#### Assignment
Could you restate every entry word for word, minus the pictures?

#### Materials provided
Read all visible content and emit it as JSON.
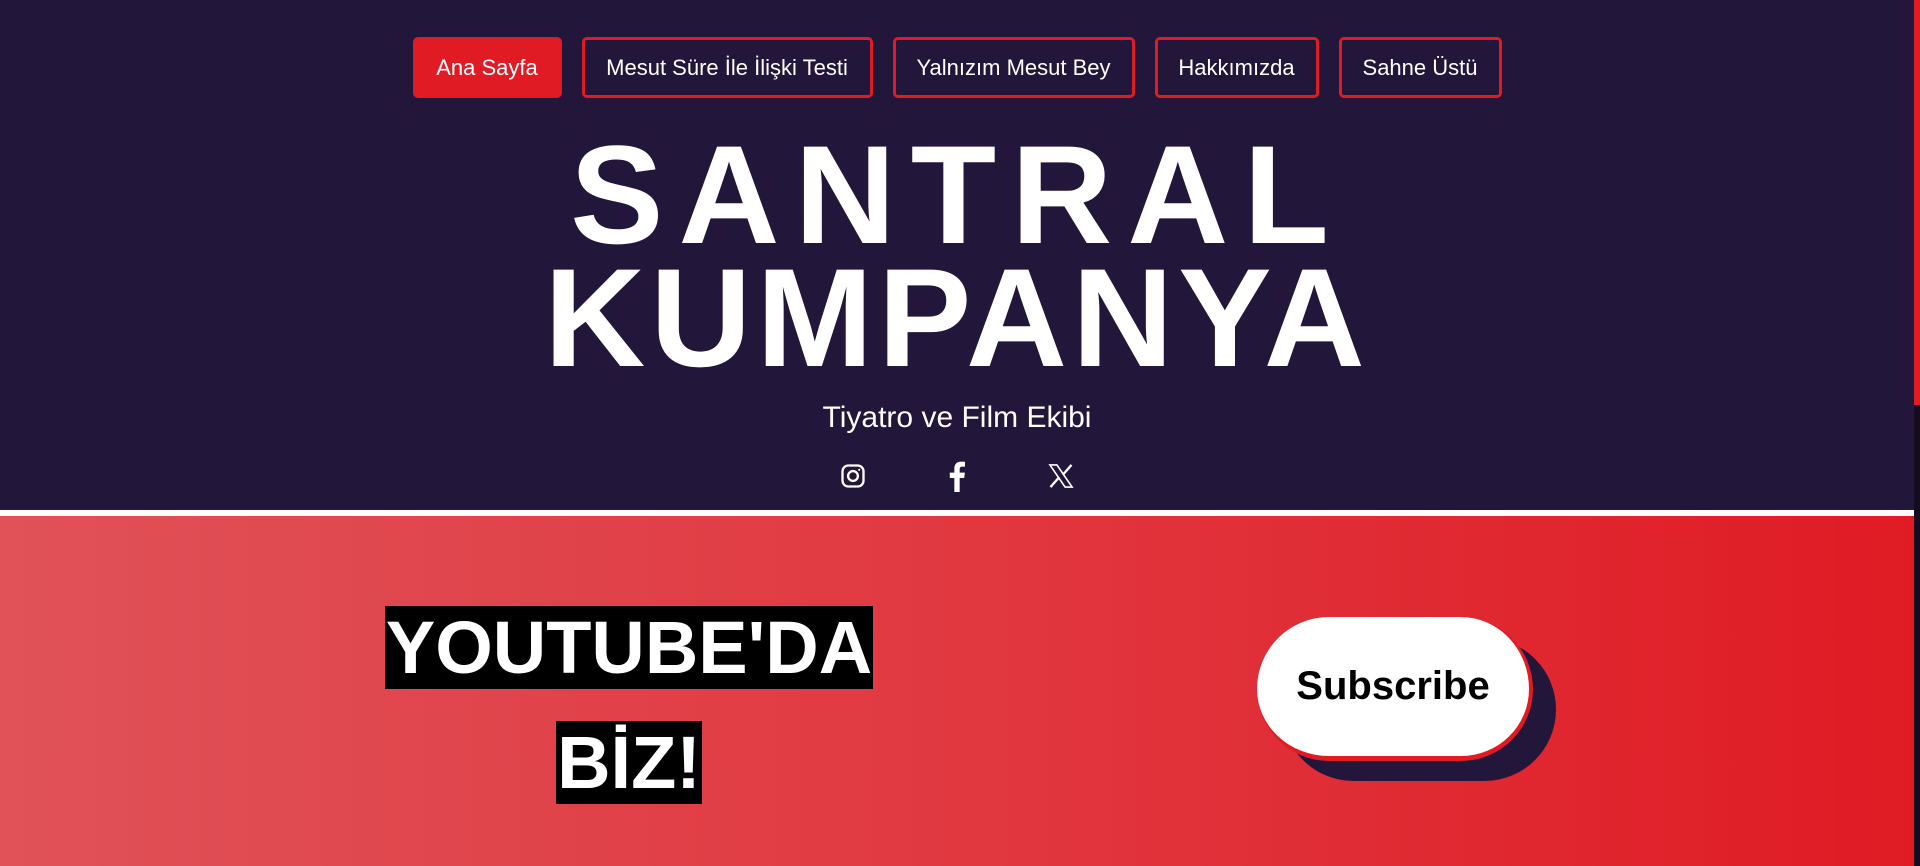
{
  "nav": {
    "items": [
      {
        "label": "Ana Sayfa",
        "active": true
      },
      {
        "label": "Mesut Süre İle İlişki Testi",
        "active": false
      },
      {
        "label": "Yalnızım Mesut Bey",
        "active": false
      },
      {
        "label": "Hakkımızda",
        "active": false
      },
      {
        "label": "Sahne Üstü",
        "active": false
      }
    ]
  },
  "hero": {
    "title_line1": "SANTRAL",
    "title_line2": "KUMPANYA",
    "tagline": "Tiyatro ve Film Ekibi"
  },
  "social": {
    "icons": [
      "instagram-icon",
      "facebook-icon",
      "x-icon"
    ]
  },
  "youtube": {
    "title_line1": "YOUTUBE'DA",
    "title_line2": "BİZ!",
    "subscribe_label": "Subscribe"
  },
  "colors": {
    "background": "#22163a",
    "accent": "#e01b24",
    "gradient_start": "#e05258",
    "gradient_end": "#e01b24"
  }
}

#### Written solution
Read all visible content and emit it as JSON.
{
  "nav": {
    "items": [
      {
        "label": "Ana Sayfa",
        "active": true
      },
      {
        "label": "Mesut Süre İle İlişki Testi",
        "active": false
      },
      {
        "label": "Yalnızım Mesut Bey",
        "active": false
      },
      {
        "label": "Hakkımızda",
        "active": false
      },
      {
        "label": "Sahne Üstü",
        "active": false
      }
    ]
  },
  "hero": {
    "title_line1": "SANTRAL",
    "title_line2": "KUMPANYA",
    "tagline": "Tiyatro ve Film Ekibi"
  },
  "social": {
    "icons": [
      "instagram-icon",
      "facebook-icon",
      "x-icon"
    ]
  },
  "youtube": {
    "title_line1": "YOUTUBE'DA",
    "title_line2": "BİZ!",
    "subscribe_label": "Subscribe"
  },
  "colors": {
    "background": "#22163a",
    "accent": "#e01b24",
    "gradient_start": "#e05258",
    "gradient_end": "#e01b24"
  }
}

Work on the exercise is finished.